Betty Huth

By Pamela Sroka-Holtzmann, The Express-Times, June 16, 2014, Page A-5

When Elizabeth “Betty” Huth started volunteering for the Nazareth Area Food Bank more than two decades ago, it was run out of a church closet.

The food pantry has gone from serving 15 people back then to more than 300 today out of a 52,000-square-foot building on Main Street in Nazareth.

The 90-year-old was honored for her contributions last month. She retired from the food bank’s board of directors this year. Her persistence, along with a group of area churches known as the Nazareth Ministerium and other volunteers, led to the growth of the pantry.

“We really played it by ear because in the beginning, we had no direction and it just grew,” Huth recalled. “The ministerium took an interest and we got volunteers from each one the churches and formed a board. Then, we became well-known. That was the beginning of the way it looks today.”
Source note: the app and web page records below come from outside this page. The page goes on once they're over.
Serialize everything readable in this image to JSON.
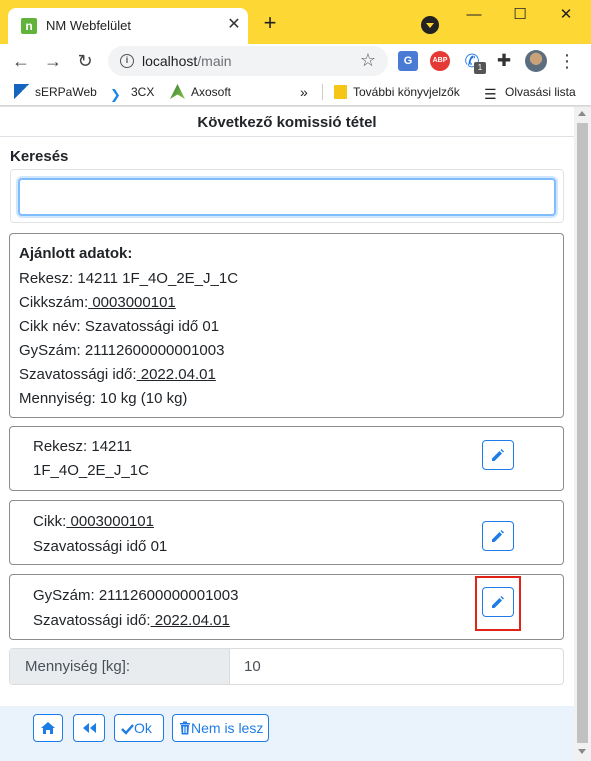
{
  "browser": {
    "tab_title": "NM Webfelület",
    "tab_favicon_text": "n",
    "url_host": "localhost",
    "url_path": "/main",
    "bookmarks": [
      {
        "label": "sERPaWeb",
        "icon": "serpaweb-icon",
        "color": "#1565c0"
      },
      {
        "label": "3CX",
        "icon": "3cx-icon",
        "color": "#1e88e5"
      },
      {
        "label": "Axosoft",
        "icon": "axosoft-icon",
        "color": "#43a047"
      }
    ],
    "bookmarks_more": "»",
    "bookmarks_folder": "További könyvjelzők",
    "reading_list": "Olvasási lista",
    "ext_badge": "1",
    "accent_color": "#fdd835"
  },
  "page": {
    "title": "Következő komissió tétel",
    "search": {
      "label": "Keresés",
      "value": "",
      "placeholder": ""
    },
    "suggested": {
      "heading": "Ajánlott adatok:",
      "rekesz": "Rekesz: 14211 1F_4O_2E_J_1C",
      "cikkszam_label": "Cikkszám:",
      "cikkszam_value": " 0003000101",
      "cikk_nev": "Cikk név: Szavatossági idő 01",
      "gyszam": "GySzám: 21112600000001003",
      "szavatossag_label": "Szavatossági idő:",
      "szavatossag_value": " 2022.04.01",
      "mennyiseg": "Mennyiség: 10 kg (10 kg)"
    },
    "items": {
      "rekesz": {
        "line1": "Rekesz: 14211",
        "line2": "1F_4O_2E_J_1C"
      },
      "cikk": {
        "line1_label": "Cikk:",
        "line1_value": " 0003000101",
        "line2": "Szavatossági idő 01"
      },
      "gyszam": {
        "line1": "GySzám: 21112600000001003",
        "line2_label": "Szavatossági idő:",
        "line2_value": " 2022.04.01"
      }
    },
    "quantity": {
      "label": "Mennyiség [kg]:",
      "value": "10"
    }
  },
  "footer": {
    "home_icon": "home-icon",
    "back_icon": "rewind-icon",
    "ok_label": "Ok",
    "cancel_label": "Nem is lesz",
    "button_color": "#1e7ce6"
  }
}
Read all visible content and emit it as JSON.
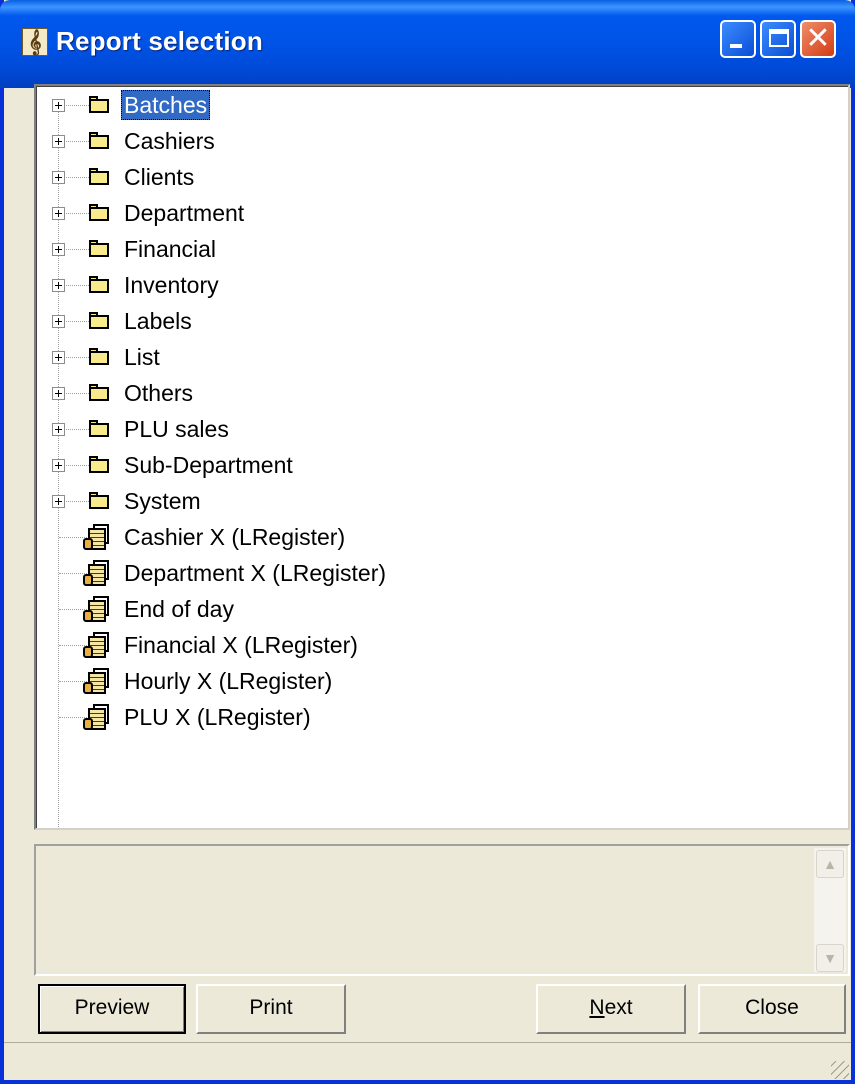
{
  "window": {
    "title": "Report selection"
  },
  "titlebar_buttons": {
    "minimize_icon": "minimize-icon",
    "maximize_icon": "maximize-icon",
    "close_glyph": "✕"
  },
  "tree": {
    "folders": [
      {
        "label": "Batches",
        "selected": true
      },
      {
        "label": "Cashiers"
      },
      {
        "label": "Clients"
      },
      {
        "label": "Department"
      },
      {
        "label": "Financial"
      },
      {
        "label": "Inventory"
      },
      {
        "label": "Labels"
      },
      {
        "label": "List"
      },
      {
        "label": "Others"
      },
      {
        "label": "PLU sales"
      },
      {
        "label": "Sub-Department"
      },
      {
        "label": "System"
      }
    ],
    "reports": [
      {
        "label": "Cashier X (LRegister)"
      },
      {
        "label": "Department X (LRegister)"
      },
      {
        "label": "End of day"
      },
      {
        "label": "Financial X (LRegister)"
      },
      {
        "label": "Hourly X (LRegister)"
      },
      {
        "label": "PLU X (LRegister)"
      }
    ]
  },
  "description": {
    "text": ""
  },
  "buttons": {
    "preview": "Preview",
    "print": "Print",
    "next": "Next",
    "close": "Close"
  },
  "colors": {
    "titlebar": "#0054e3",
    "selection": "#316ac5",
    "face": "#ece9d8"
  }
}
Huth was honored during the food bank’s May board meeting. Members surprised her by renaming the food distribution room the Elizabeth R. Huth Distribution Room. Some of Huth’s family members were present during the ceremony. Her family includes three sons, eight grandchildren and nine great-grandchildren.

Jim Byrnes, food bank director, said Huth ran the food bank from the 1980s until late 2009.
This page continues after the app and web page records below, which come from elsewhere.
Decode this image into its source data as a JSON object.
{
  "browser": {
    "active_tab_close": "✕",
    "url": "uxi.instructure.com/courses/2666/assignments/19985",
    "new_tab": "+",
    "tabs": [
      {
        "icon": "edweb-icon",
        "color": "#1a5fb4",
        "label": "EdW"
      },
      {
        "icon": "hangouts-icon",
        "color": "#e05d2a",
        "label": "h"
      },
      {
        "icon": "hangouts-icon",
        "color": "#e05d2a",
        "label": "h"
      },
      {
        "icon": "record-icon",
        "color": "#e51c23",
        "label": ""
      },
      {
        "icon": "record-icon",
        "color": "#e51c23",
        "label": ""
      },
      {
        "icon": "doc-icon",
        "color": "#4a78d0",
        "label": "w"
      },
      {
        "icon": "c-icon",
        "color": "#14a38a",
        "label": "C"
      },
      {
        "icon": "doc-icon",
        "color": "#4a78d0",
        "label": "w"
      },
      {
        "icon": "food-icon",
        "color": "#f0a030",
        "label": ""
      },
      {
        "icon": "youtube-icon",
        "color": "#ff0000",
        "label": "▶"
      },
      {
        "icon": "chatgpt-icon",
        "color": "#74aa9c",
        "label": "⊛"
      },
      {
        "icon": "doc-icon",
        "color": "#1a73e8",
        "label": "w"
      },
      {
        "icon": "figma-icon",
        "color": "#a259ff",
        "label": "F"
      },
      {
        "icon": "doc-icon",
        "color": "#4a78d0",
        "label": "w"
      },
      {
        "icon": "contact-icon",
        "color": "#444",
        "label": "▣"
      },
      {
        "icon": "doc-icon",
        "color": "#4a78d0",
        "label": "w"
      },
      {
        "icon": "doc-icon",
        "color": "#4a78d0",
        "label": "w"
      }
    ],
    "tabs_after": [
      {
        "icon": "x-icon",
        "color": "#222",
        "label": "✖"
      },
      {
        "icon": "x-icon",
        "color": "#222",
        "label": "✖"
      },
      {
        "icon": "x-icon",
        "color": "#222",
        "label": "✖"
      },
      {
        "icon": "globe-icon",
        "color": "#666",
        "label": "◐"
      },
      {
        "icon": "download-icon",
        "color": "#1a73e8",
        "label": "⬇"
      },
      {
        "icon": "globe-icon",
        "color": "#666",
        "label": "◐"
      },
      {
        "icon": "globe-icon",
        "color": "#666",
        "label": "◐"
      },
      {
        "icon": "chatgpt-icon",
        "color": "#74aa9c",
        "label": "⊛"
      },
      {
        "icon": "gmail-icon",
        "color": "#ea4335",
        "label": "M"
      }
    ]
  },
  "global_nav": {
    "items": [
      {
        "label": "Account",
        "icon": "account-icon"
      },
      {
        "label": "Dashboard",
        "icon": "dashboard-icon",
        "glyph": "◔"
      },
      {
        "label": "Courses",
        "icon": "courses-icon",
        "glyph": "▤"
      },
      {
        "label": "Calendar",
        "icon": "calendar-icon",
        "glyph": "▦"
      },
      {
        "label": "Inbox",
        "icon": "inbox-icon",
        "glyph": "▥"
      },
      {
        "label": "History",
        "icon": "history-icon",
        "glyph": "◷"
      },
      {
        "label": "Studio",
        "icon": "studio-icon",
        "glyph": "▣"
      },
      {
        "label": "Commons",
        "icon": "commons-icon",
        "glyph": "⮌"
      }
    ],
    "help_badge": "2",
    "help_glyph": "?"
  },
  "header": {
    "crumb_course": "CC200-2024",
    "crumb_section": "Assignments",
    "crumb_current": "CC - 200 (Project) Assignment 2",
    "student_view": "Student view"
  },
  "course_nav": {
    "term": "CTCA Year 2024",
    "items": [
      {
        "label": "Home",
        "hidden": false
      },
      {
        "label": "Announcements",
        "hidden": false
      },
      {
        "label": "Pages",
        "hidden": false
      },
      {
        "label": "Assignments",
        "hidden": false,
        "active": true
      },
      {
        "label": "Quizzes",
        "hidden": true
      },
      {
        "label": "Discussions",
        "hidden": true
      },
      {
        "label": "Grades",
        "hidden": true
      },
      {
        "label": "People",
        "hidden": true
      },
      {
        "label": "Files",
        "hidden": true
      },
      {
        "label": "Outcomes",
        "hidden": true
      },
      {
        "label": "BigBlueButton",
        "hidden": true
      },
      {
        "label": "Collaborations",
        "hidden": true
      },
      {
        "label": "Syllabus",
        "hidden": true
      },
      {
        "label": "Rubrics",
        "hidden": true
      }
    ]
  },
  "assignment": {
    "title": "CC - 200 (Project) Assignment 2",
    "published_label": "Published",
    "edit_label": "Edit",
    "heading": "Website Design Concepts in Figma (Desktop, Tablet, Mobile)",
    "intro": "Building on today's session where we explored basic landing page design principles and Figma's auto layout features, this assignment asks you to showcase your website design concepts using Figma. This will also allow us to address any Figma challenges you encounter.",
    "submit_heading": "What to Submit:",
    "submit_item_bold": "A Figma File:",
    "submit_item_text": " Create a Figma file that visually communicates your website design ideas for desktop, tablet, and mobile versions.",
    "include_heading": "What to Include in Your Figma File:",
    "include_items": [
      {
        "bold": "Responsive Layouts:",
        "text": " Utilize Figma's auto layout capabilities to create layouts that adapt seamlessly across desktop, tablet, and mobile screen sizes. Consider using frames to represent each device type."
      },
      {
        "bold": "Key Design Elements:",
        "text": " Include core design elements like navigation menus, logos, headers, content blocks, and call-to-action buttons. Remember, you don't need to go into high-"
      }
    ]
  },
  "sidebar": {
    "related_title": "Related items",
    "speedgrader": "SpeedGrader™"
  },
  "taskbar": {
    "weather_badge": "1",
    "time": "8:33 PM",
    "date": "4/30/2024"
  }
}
“The main thing is she encouraged not only me, but other members of the board and volunteers,” Byrnes said. We rely tremendously on our volunteers.”

Huth said she met people from all walks of life as the need for food grew.
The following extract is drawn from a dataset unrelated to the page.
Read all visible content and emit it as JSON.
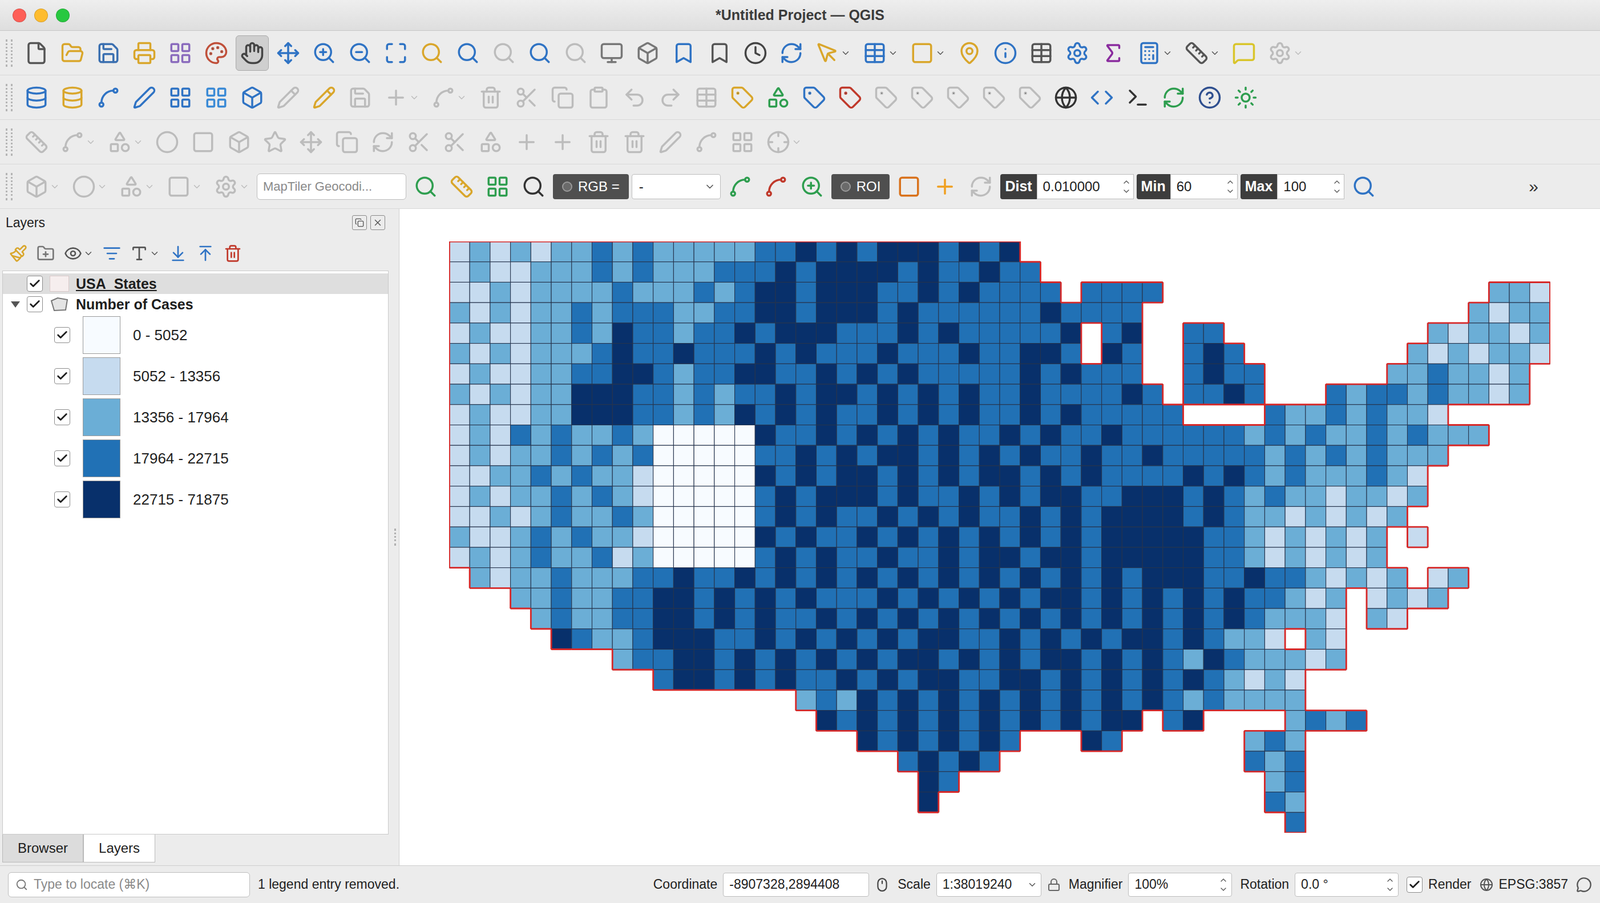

There were people who suddenly lost their jobs. Some lost their homes to foreclosure. Others’ marriages fell apart and had children to take care of.

All had their pride, she said.

“They would stand there and I could see that they were hesitant about coming. Women cried,” she recalled. “If I had a nickel for every time I heard (a patron say), ‘I’ve never done this before.’ “

But Huth said volunteers made those who were uncomfortable feel at ease and encouraged them to use the food bank until they got back on their feet. No questions were ever asked, she said.

Huth’s ultimate fulfillment came when patrons returned to tell food bank volunteers they were doing better. She recalled a single mother going back to school, getting her teaching degree and landing a stable job.

“I was really glad we helped,” she said.

It wasn’t easy to get the Main Street building. She recalled with a laugh naively thinking she could get a business to donate a building for free.

Essroc Cement Co. sold the 120-year-old former railroad freight station to the food bank in 2008. St. John’s Lutheran Church congregants donated $50,000 for the mortgage’s down payment. Refrigeration for the facility later was donated by the Visions of Eagles group.

Looking back at all she accomplished, Huth said she had found her life’s purpose in the food bank.

“Everybody believes we’re here for a purpose. I often thought to myself, ‘Am I finding what I am supposed to be doing?'” she said. “I think I found it.”